### Given records
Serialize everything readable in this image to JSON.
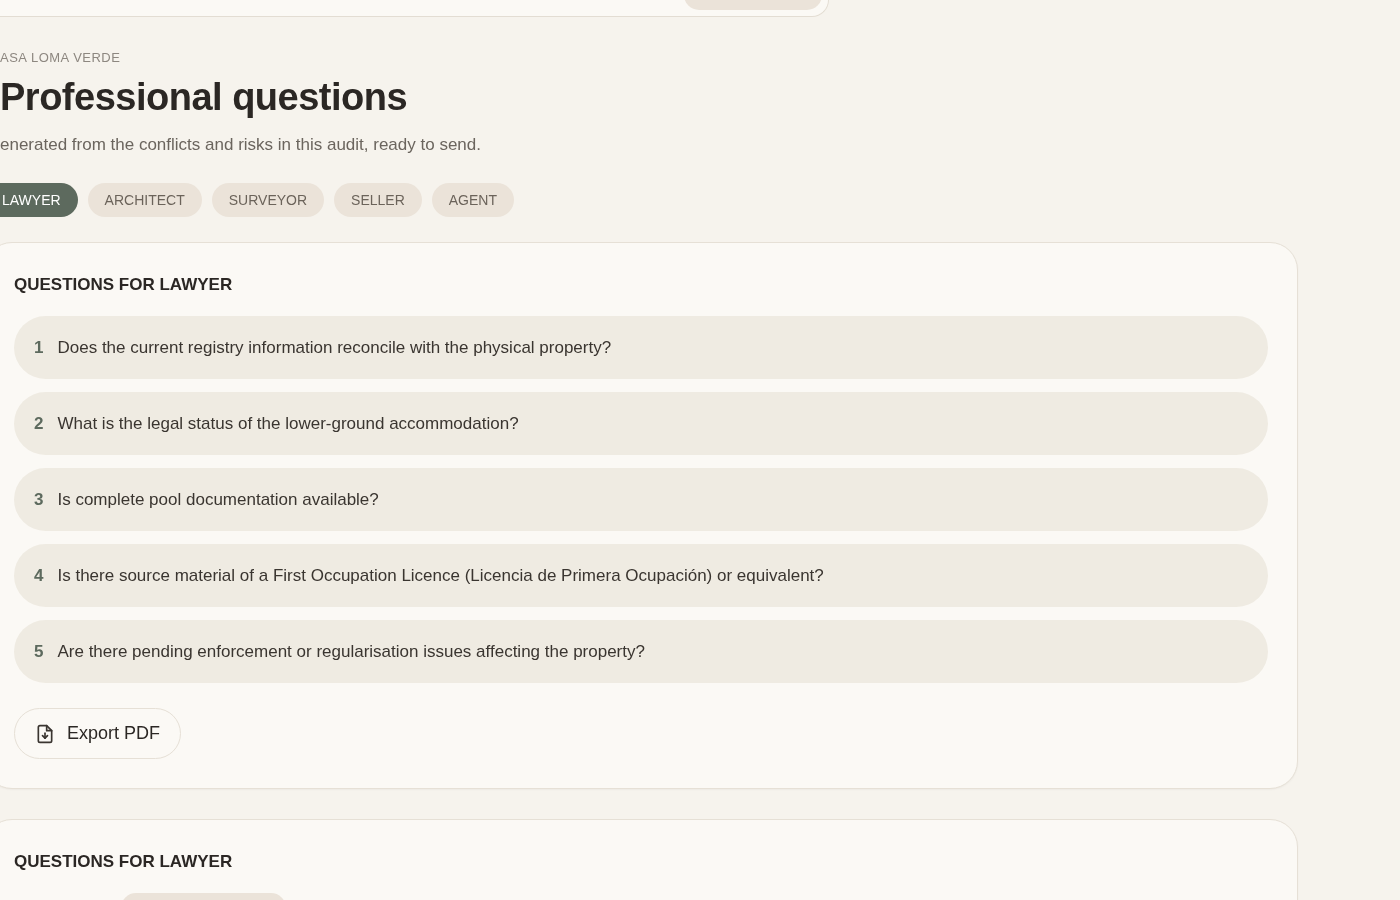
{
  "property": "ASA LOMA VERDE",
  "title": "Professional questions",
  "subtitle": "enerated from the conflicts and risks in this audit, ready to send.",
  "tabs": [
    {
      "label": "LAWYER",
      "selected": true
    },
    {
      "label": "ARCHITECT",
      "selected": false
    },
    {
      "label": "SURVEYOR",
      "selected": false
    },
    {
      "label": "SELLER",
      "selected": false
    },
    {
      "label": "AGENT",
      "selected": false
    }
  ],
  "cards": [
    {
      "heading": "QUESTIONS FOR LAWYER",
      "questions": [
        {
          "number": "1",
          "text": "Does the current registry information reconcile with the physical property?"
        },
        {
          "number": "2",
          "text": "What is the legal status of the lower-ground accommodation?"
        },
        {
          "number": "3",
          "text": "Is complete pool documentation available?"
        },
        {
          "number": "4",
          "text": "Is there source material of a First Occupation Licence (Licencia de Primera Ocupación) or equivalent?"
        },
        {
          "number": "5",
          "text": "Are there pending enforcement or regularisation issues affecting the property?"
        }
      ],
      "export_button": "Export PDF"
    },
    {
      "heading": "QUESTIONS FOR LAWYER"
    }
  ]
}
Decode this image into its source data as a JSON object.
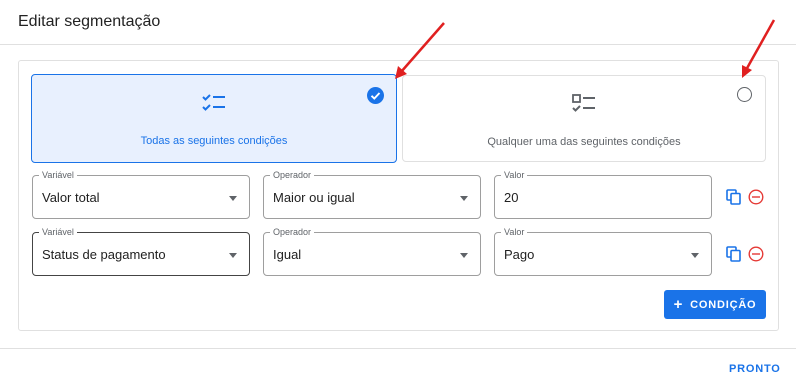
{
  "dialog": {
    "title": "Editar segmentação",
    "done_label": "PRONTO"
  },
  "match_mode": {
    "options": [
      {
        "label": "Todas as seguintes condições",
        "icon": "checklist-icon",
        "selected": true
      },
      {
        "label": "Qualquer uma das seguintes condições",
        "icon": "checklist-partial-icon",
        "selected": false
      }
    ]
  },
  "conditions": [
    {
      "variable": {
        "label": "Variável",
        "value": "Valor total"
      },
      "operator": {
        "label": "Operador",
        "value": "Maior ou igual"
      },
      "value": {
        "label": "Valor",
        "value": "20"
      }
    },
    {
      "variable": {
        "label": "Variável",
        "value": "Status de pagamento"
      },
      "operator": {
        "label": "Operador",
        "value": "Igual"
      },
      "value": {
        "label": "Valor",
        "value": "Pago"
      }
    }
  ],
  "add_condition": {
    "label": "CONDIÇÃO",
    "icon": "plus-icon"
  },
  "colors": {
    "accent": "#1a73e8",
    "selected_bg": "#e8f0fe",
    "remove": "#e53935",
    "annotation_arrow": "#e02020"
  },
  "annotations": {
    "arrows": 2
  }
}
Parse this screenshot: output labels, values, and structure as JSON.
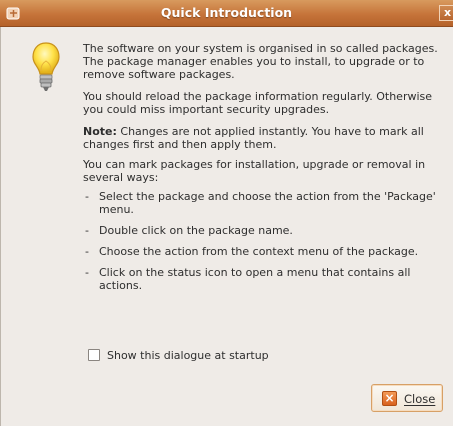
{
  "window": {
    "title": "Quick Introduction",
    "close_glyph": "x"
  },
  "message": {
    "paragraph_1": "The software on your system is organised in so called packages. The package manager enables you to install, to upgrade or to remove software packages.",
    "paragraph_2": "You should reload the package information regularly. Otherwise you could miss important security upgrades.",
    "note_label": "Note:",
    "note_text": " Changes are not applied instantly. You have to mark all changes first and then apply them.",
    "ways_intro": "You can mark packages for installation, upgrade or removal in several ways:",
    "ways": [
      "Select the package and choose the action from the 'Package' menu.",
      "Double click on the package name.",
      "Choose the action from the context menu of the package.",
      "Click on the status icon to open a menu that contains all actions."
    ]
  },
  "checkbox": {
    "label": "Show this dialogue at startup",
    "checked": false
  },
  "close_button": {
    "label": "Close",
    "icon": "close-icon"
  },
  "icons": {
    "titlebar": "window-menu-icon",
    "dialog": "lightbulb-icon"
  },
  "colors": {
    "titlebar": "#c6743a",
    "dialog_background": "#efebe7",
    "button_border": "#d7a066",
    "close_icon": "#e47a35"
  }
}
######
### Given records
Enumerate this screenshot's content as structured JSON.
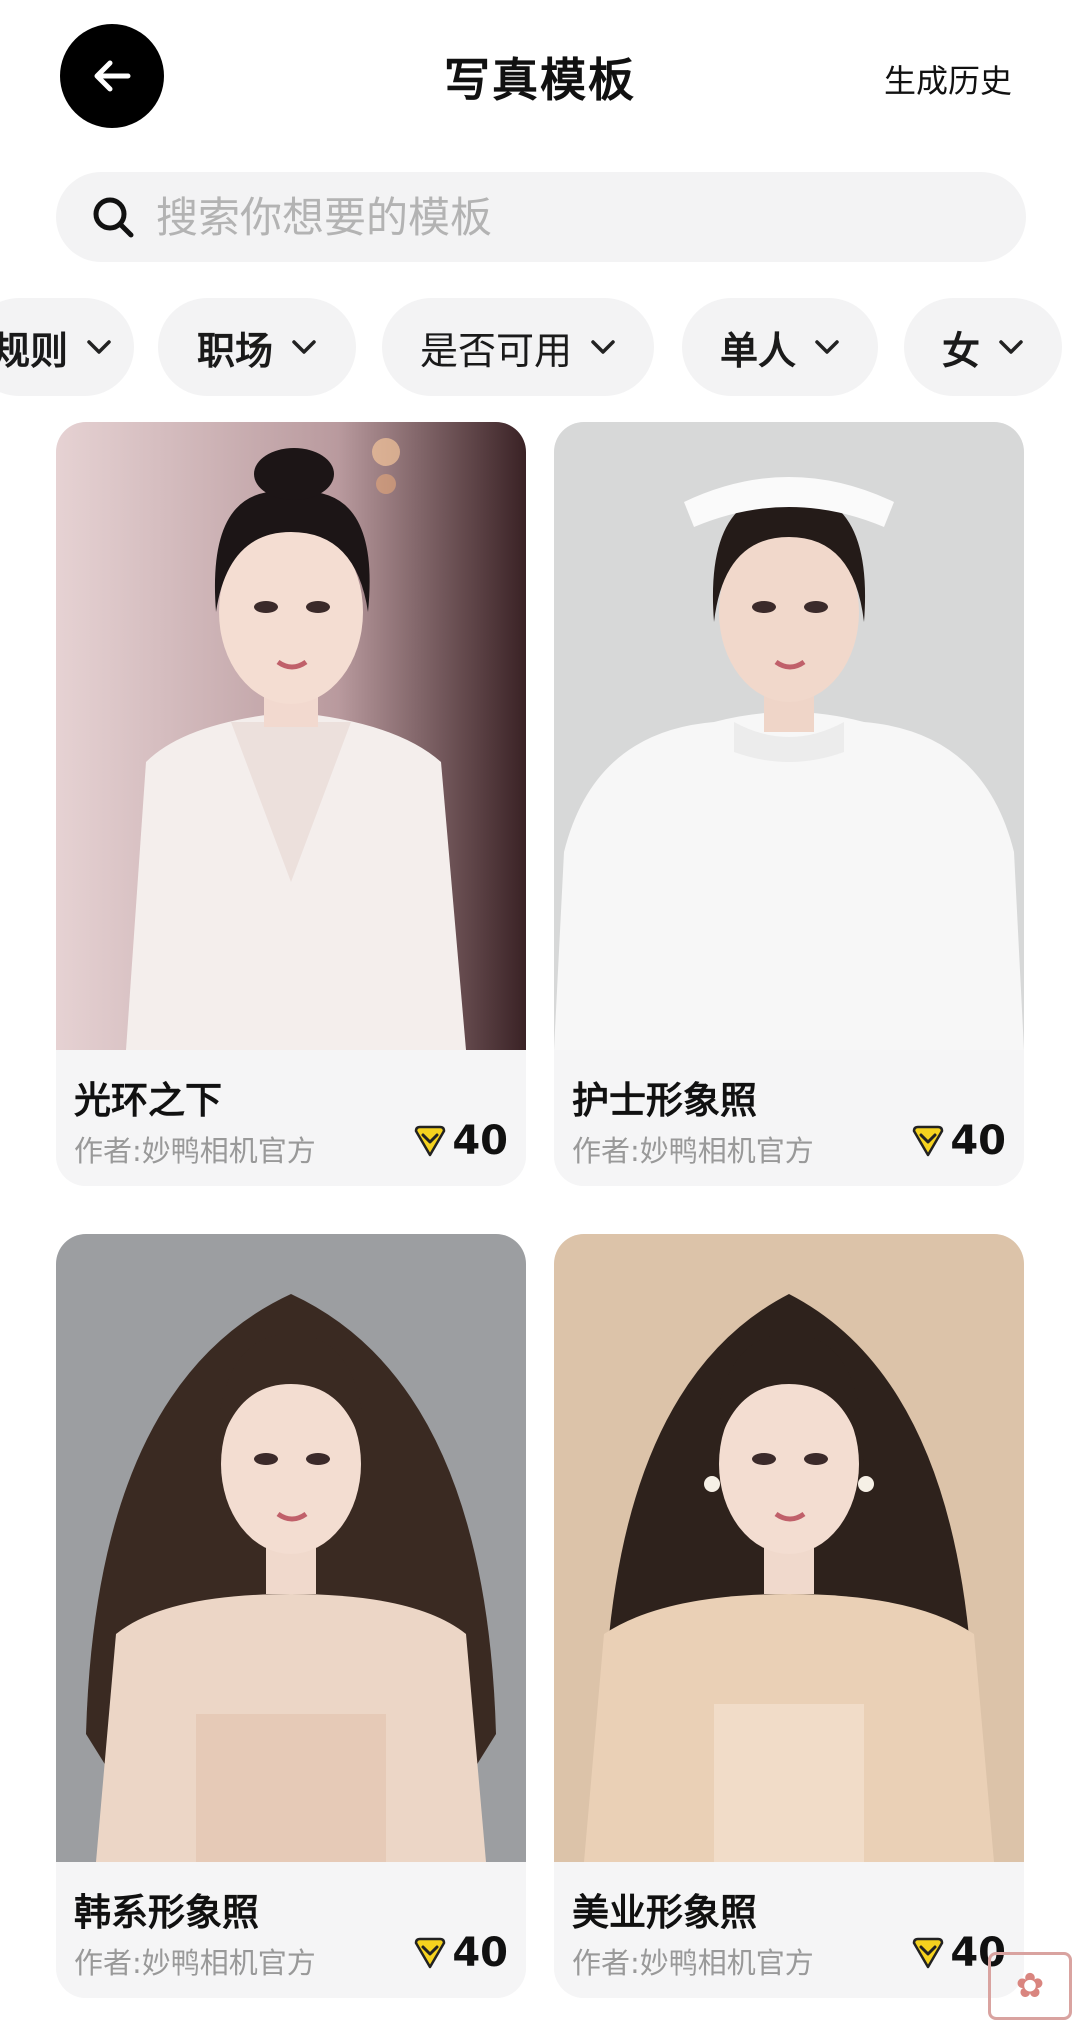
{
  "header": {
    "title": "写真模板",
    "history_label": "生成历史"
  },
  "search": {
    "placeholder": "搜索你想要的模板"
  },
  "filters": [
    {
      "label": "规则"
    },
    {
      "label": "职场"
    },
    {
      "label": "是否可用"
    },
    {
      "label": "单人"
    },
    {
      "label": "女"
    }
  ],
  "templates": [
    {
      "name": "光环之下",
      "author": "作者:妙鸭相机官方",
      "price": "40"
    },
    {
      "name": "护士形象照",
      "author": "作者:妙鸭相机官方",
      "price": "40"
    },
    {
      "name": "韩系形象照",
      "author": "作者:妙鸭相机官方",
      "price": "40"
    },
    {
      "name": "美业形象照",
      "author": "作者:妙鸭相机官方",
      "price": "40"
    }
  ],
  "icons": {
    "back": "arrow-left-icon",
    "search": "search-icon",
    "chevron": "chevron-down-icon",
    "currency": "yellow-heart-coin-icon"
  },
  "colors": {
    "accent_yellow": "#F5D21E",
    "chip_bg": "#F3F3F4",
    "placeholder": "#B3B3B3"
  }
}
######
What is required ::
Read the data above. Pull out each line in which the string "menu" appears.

Answer to this exercise ::
      "Select the package and choose the action from the 'Package' menu.",
      "Choose the action from the context menu of the package.",
      "Click on the status icon to open a menu that contains all actions."
    "titlebar": "window-menu-icon",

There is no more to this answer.